■ Task to carry out ■
The reply must consist of the complete listing, reproduced exactly, with no images included.

■ Data for this exercise ■
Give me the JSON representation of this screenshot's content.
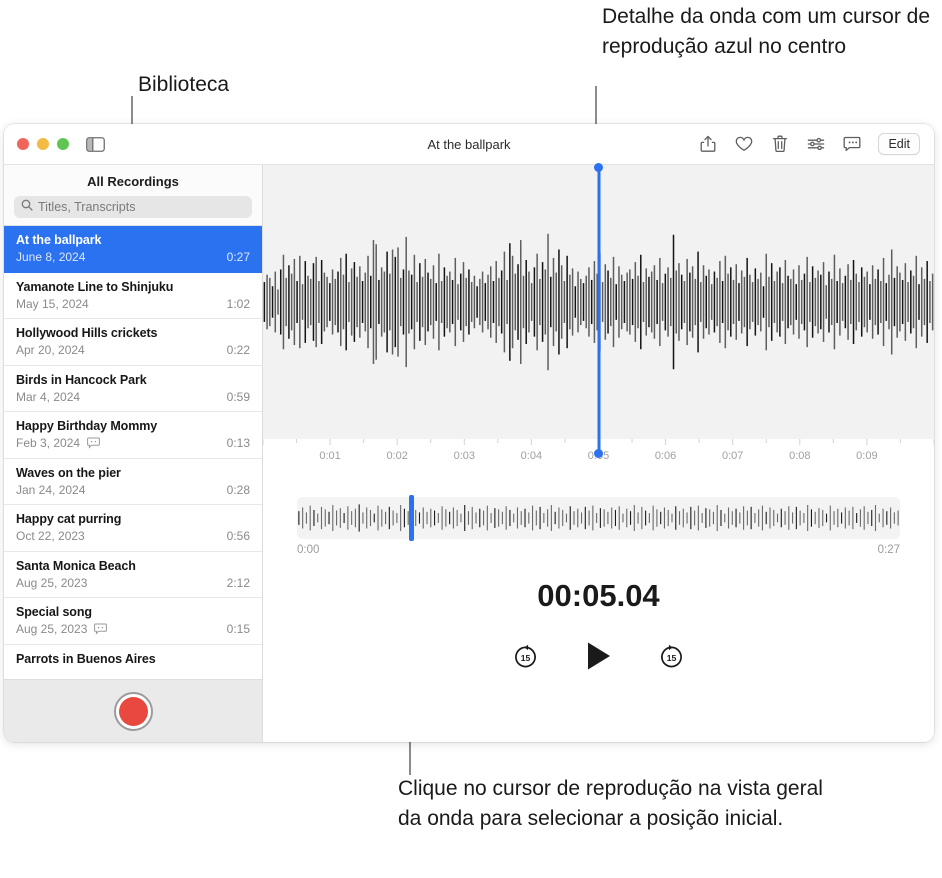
{
  "callouts": {
    "library": "Biblioteca",
    "waveform_detail": "Detalhe da onda com um cursor de reprodução azul no centro",
    "playhead_hint": "Clique no cursor de reprodução na vista geral da onda para selecionar a posição inicial."
  },
  "window": {
    "title": "At the ballpark",
    "traffic_lights": [
      "close",
      "minimize",
      "zoom"
    ],
    "sidebar_toggle_icon": "sidebar-toggle-icon",
    "toolbar": {
      "share_icon": "share-icon",
      "favorite_icon": "heart-icon",
      "delete_icon": "trash-icon",
      "enhance_icon": "sliders-icon",
      "transcript_icon": "transcript-icon",
      "edit_label": "Edit"
    }
  },
  "sidebar": {
    "header": "All Recordings",
    "search": {
      "placeholder": "Titles, Transcripts",
      "value": "",
      "icon": "search-icon"
    },
    "recordings": [
      {
        "title": "At the ballpark",
        "date": "June 8, 2024",
        "duration": "0:27",
        "selected": true,
        "transcript": false
      },
      {
        "title": "Yamanote Line to Shinjuku",
        "date": "May 15, 2024",
        "duration": "1:02",
        "selected": false,
        "transcript": false
      },
      {
        "title": "Hollywood Hills crickets",
        "date": "Apr 20, 2024",
        "duration": "0:22",
        "selected": false,
        "transcript": false
      },
      {
        "title": "Birds in Hancock Park",
        "date": "Mar 4, 2024",
        "duration": "0:59",
        "selected": false,
        "transcript": false
      },
      {
        "title": "Happy Birthday Mommy",
        "date": "Feb 3, 2024",
        "duration": "0:13",
        "selected": false,
        "transcript": true
      },
      {
        "title": "Waves on the pier",
        "date": "Jan 24, 2024",
        "duration": "0:28",
        "selected": false,
        "transcript": false
      },
      {
        "title": "Happy cat purring",
        "date": "Oct 22, 2023",
        "duration": "0:56",
        "selected": false,
        "transcript": false
      },
      {
        "title": "Santa Monica Beach",
        "date": "Aug 25, 2023",
        "duration": "2:12",
        "selected": false,
        "transcript": false
      },
      {
        "title": "Special song",
        "date": "Aug 25, 2023",
        "duration": "0:15",
        "selected": false,
        "transcript": true
      },
      {
        "title": "Parrots in Buenos Aires",
        "date": "",
        "duration": "",
        "selected": false,
        "transcript": false
      }
    ],
    "record_button": "record-button"
  },
  "player": {
    "timecode": "00:05.04",
    "ruler_ticks": [
      "0:01",
      "0:02",
      "0:03",
      "0:04",
      "0:05",
      "0:06",
      "0:07",
      "0:08",
      "0:09"
    ],
    "overview_start": "0:00",
    "overview_end": "0:27",
    "playhead_position_percent": 18.5,
    "controls": {
      "skip_back_label": "15",
      "play_label": "play",
      "skip_forward_label": "15"
    }
  },
  "colors": {
    "accent_blue": "#2b72f0",
    "record_red": "#e8483d",
    "waveform_dark": "#2a2a2a",
    "waveform_bg": "#f2f2f2"
  },
  "waveform_detail_bars": [
    38,
    52,
    46,
    30,
    58,
    24,
    62,
    90,
    46,
    70,
    54,
    82,
    40,
    88,
    34,
    78,
    50,
    44,
    74,
    86,
    40,
    80,
    56,
    48,
    36,
    62,
    44,
    58,
    84,
    52,
    92,
    38,
    64,
    76,
    48,
    68,
    40,
    56,
    88,
    50,
    118,
    110,
    42,
    66,
    58,
    96,
    54,
    100,
    86,
    104,
    46,
    62,
    124,
    60,
    52,
    90,
    38,
    74,
    48,
    82,
    56,
    44,
    70,
    36,
    92,
    40,
    66,
    50,
    58,
    42,
    84,
    34,
    54,
    76,
    46,
    62,
    38,
    50,
    30,
    44,
    58,
    36,
    52,
    68,
    40,
    78,
    46,
    60,
    96,
    42,
    112,
    88,
    54,
    72,
    118,
    50,
    80,
    58,
    36,
    66,
    92,
    44,
    76,
    62,
    130,
    48,
    84,
    56,
    100,
    70,
    40,
    88,
    52,
    64,
    30,
    58,
    44,
    36,
    50,
    66,
    42,
    78,
    54,
    94,
    38,
    72,
    60,
    46,
    86,
    34,
    68,
    52,
    40,
    56,
    62,
    44,
    76,
    50,
    90,
    38,
    64,
    48,
    58,
    70,
    42,
    84,
    36,
    54,
    66,
    46,
    128,
    60,
    74,
    52,
    40,
    82,
    56,
    68,
    44,
    96,
    38,
    70,
    50,
    62,
    34,
    58,
    46,
    78,
    40,
    88,
    54,
    66,
    42,
    72,
    36,
    60,
    48,
    84,
    52,
    38,
    64,
    44,
    56,
    30,
    92,
    48,
    74,
    40,
    58,
    66,
    36,
    80,
    50,
    44,
    62,
    34,
    70,
    42,
    54,
    86,
    38,
    68,
    46,
    60,
    52,
    76,
    32,
    58,
    44,
    90,
    40,
    64,
    36,
    50,
    72,
    42,
    80,
    54,
    38,
    66,
    48,
    58,
    34,
    70,
    44,
    62,
    40,
    84,
    36,
    52,
    100,
    46,
    68,
    56,
    42,
    74,
    38,
    60,
    50,
    88,
    34,
    66,
    44,
    78,
    40,
    54
  ],
  "waveform_overview_bars": [
    22,
    34,
    18,
    40,
    26,
    14,
    36,
    28,
    20,
    42,
    24,
    32,
    16,
    38,
    22,
    30,
    44,
    18,
    34,
    26,
    14,
    40,
    28,
    20,
    36,
    24,
    16,
    42,
    30,
    22,
    38,
    26,
    18,
    34,
    20,
    30,
    24,
    16,
    38,
    28,
    20,
    34,
    26,
    14,
    42,
    22,
    36,
    18,
    30,
    24,
    40,
    16,
    32,
    28,
    20,
    38,
    26,
    14,
    34,
    22,
    30,
    18,
    40,
    24,
    36,
    16,
    28,
    42,
    20,
    34,
    26,
    14,
    38,
    22,
    30,
    18,
    36,
    24,
    40,
    16,
    32,
    28,
    20,
    34,
    26,
    38,
    14,
    30,
    22,
    42,
    18,
    36,
    24,
    16,
    40,
    28,
    20,
    34,
    26,
    14,
    38,
    22,
    30,
    18,
    36,
    24,
    40,
    16,
    32,
    28,
    20,
    42,
    26,
    14,
    34,
    22,
    30,
    18,
    38,
    24,
    36,
    16,
    28,
    40,
    20,
    34,
    26,
    14,
    30,
    22,
    38,
    18,
    36,
    24,
    16,
    42,
    28,
    20,
    32,
    26,
    14,
    40,
    22,
    30,
    18,
    34,
    24,
    36,
    16,
    28,
    38,
    20,
    26,
    42,
    14,
    30,
    22,
    34,
    18,
    24
  ]
}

■ Output for this exercise ■
Give me the JSON representation of this screenshot's content.
{
  "callouts": {
    "library": "Biblioteca",
    "waveform_detail": "Detalhe da onda com um cursor de reprodução azul no centro",
    "playhead_hint": "Clique no cursor de reprodução na vista geral da onda para selecionar a posição inicial."
  },
  "window": {
    "title": "At the ballpark",
    "traffic_lights": [
      "close",
      "minimize",
      "zoom"
    ],
    "sidebar_toggle_icon": "sidebar-toggle-icon",
    "toolbar": {
      "share_icon": "share-icon",
      "favorite_icon": "heart-icon",
      "delete_icon": "trash-icon",
      "enhance_icon": "sliders-icon",
      "transcript_icon": "transcript-icon",
      "edit_label": "Edit"
    }
  },
  "sidebar": {
    "header": "All Recordings",
    "search": {
      "placeholder": "Titles, Transcripts",
      "value": "",
      "icon": "search-icon"
    },
    "recordings": [
      {
        "title": "At the ballpark",
        "date": "June 8, 2024",
        "duration": "0:27",
        "selected": true,
        "transcript": false
      },
      {
        "title": "Yamanote Line to Shinjuku",
        "date": "May 15, 2024",
        "duration": "1:02",
        "selected": false,
        "transcript": false
      },
      {
        "title": "Hollywood Hills crickets",
        "date": "Apr 20, 2024",
        "duration": "0:22",
        "selected": false,
        "transcript": false
      },
      {
        "title": "Birds in Hancock Park",
        "date": "Mar 4, 2024",
        "duration": "0:59",
        "selected": false,
        "transcript": false
      },
      {
        "title": "Happy Birthday Mommy",
        "date": "Feb 3, 2024",
        "duration": "0:13",
        "selected": false,
        "transcript": true
      },
      {
        "title": "Waves on the pier",
        "date": "Jan 24, 2024",
        "duration": "0:28",
        "selected": false,
        "transcript": false
      },
      {
        "title": "Happy cat purring",
        "date": "Oct 22, 2023",
        "duration": "0:56",
        "selected": false,
        "transcript": false
      },
      {
        "title": "Santa Monica Beach",
        "date": "Aug 25, 2023",
        "duration": "2:12",
        "selected": false,
        "transcript": false
      },
      {
        "title": "Special song",
        "date": "Aug 25, 2023",
        "duration": "0:15",
        "selected": false,
        "transcript": true
      },
      {
        "title": "Parrots in Buenos Aires",
        "date": "",
        "duration": "",
        "selected": false,
        "transcript": false
      }
    ],
    "record_button": "record-button"
  },
  "player": {
    "timecode": "00:05.04",
    "ruler_ticks": [
      "0:01",
      "0:02",
      "0:03",
      "0:04",
      "0:05",
      "0:06",
      "0:07",
      "0:08",
      "0:09"
    ],
    "overview_start": "0:00",
    "overview_end": "0:27",
    "playhead_position_percent": 18.5,
    "controls": {
      "skip_back_label": "15",
      "play_label": "play",
      "skip_forward_label": "15"
    }
  },
  "colors": {
    "accent_blue": "#2b72f0",
    "record_red": "#e8483d",
    "waveform_dark": "#2a2a2a",
    "waveform_bg": "#f2f2f2"
  },
  "waveform_detail_bars": [
    38,
    52,
    46,
    30,
    58,
    24,
    62,
    90,
    46,
    70,
    54,
    82,
    40,
    88,
    34,
    78,
    50,
    44,
    74,
    86,
    40,
    80,
    56,
    48,
    36,
    62,
    44,
    58,
    84,
    52,
    92,
    38,
    64,
    76,
    48,
    68,
    40,
    56,
    88,
    50,
    118,
    110,
    42,
    66,
    58,
    96,
    54,
    100,
    86,
    104,
    46,
    62,
    124,
    60,
    52,
    90,
    38,
    74,
    48,
    82,
    56,
    44,
    70,
    36,
    92,
    40,
    66,
    50,
    58,
    42,
    84,
    34,
    54,
    76,
    46,
    62,
    38,
    50,
    30,
    44,
    58,
    36,
    52,
    68,
    40,
    78,
    46,
    60,
    96,
    42,
    112,
    88,
    54,
    72,
    118,
    50,
    80,
    58,
    36,
    66,
    92,
    44,
    76,
    62,
    130,
    48,
    84,
    56,
    100,
    70,
    40,
    88,
    52,
    64,
    30,
    58,
    44,
    36,
    50,
    66,
    42,
    78,
    54,
    94,
    38,
    72,
    60,
    46,
    86,
    34,
    68,
    52,
    40,
    56,
    62,
    44,
    76,
    50,
    90,
    38,
    64,
    48,
    58,
    70,
    42,
    84,
    36,
    54,
    66,
    46,
    128,
    60,
    74,
    52,
    40,
    82,
    56,
    68,
    44,
    96,
    38,
    70,
    50,
    62,
    34,
    58,
    46,
    78,
    40,
    88,
    54,
    66,
    42,
    72,
    36,
    60,
    48,
    84,
    52,
    38,
    64,
    44,
    56,
    30,
    92,
    48,
    74,
    40,
    58,
    66,
    36,
    80,
    50,
    44,
    62,
    34,
    70,
    42,
    54,
    86,
    38,
    68,
    46,
    60,
    52,
    76,
    32,
    58,
    44,
    90,
    40,
    64,
    36,
    50,
    72,
    42,
    80,
    54,
    38,
    66,
    48,
    58,
    34,
    70,
    44,
    62,
    40,
    84,
    36,
    52,
    100,
    46,
    68,
    56,
    42,
    74,
    38,
    60,
    50,
    88,
    34,
    66,
    44,
    78,
    40,
    54
  ],
  "waveform_overview_bars": [
    22,
    34,
    18,
    40,
    26,
    14,
    36,
    28,
    20,
    42,
    24,
    32,
    16,
    38,
    22,
    30,
    44,
    18,
    34,
    26,
    14,
    40,
    28,
    20,
    36,
    24,
    16,
    42,
    30,
    22,
    38,
    26,
    18,
    34,
    20,
    30,
    24,
    16,
    38,
    28,
    20,
    34,
    26,
    14,
    42,
    22,
    36,
    18,
    30,
    24,
    40,
    16,
    32,
    28,
    20,
    38,
    26,
    14,
    34,
    22,
    30,
    18,
    40,
    24,
    36,
    16,
    28,
    42,
    20,
    34,
    26,
    14,
    38,
    22,
    30,
    18,
    36,
    24,
    40,
    16,
    32,
    28,
    20,
    34,
    26,
    38,
    14,
    30,
    22,
    42,
    18,
    36,
    24,
    16,
    40,
    28,
    20,
    34,
    26,
    14,
    38,
    22,
    30,
    18,
    36,
    24,
    40,
    16,
    32,
    28,
    20,
    42,
    26,
    14,
    34,
    22,
    30,
    18,
    38,
    24,
    36,
    16,
    28,
    40,
    20,
    34,
    26,
    14,
    30,
    22,
    38,
    18,
    36,
    24,
    16,
    42,
    28,
    20,
    32,
    26,
    14,
    40,
    22,
    30,
    18,
    34,
    24,
    36,
    16,
    28,
    38,
    20,
    26,
    42,
    14,
    30,
    22,
    34,
    18,
    24
  ]
}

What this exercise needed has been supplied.